◆ Aim of the task: Please give the number of lines in the records below that include "this", with no other output.

◆ Data records:
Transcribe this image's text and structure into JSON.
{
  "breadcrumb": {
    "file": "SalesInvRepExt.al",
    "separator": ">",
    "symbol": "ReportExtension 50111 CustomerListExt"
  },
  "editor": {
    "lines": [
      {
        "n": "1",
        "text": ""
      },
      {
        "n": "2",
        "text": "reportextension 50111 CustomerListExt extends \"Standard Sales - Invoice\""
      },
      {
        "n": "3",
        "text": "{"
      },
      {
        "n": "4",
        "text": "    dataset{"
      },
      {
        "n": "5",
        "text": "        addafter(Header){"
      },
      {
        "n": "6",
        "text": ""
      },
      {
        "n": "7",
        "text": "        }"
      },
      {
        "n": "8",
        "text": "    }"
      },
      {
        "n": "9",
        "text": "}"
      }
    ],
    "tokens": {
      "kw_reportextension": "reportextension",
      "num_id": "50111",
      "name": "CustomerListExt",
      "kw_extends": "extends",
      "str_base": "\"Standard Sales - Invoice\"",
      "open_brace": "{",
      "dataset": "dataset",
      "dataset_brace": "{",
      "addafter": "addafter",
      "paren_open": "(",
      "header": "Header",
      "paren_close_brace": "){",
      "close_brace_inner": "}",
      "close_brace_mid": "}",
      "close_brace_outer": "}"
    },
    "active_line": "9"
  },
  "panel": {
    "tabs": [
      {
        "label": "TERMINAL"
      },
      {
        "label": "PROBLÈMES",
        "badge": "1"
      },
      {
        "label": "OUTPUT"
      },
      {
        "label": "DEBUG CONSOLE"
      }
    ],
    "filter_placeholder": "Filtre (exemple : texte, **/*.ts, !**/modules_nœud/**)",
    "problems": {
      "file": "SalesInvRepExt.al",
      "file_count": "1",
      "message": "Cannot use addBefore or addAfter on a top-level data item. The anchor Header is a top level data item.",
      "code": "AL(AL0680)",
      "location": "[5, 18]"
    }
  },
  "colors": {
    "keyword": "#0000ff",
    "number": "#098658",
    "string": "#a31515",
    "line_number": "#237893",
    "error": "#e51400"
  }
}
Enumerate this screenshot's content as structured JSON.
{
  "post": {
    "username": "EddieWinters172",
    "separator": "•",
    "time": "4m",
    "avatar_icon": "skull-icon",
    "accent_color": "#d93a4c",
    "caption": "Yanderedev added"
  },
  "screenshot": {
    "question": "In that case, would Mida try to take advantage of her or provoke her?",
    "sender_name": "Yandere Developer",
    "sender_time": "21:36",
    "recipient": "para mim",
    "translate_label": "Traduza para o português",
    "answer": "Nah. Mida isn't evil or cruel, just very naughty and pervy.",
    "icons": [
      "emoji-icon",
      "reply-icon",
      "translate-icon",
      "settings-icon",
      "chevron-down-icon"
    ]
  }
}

◆ Task solution: 2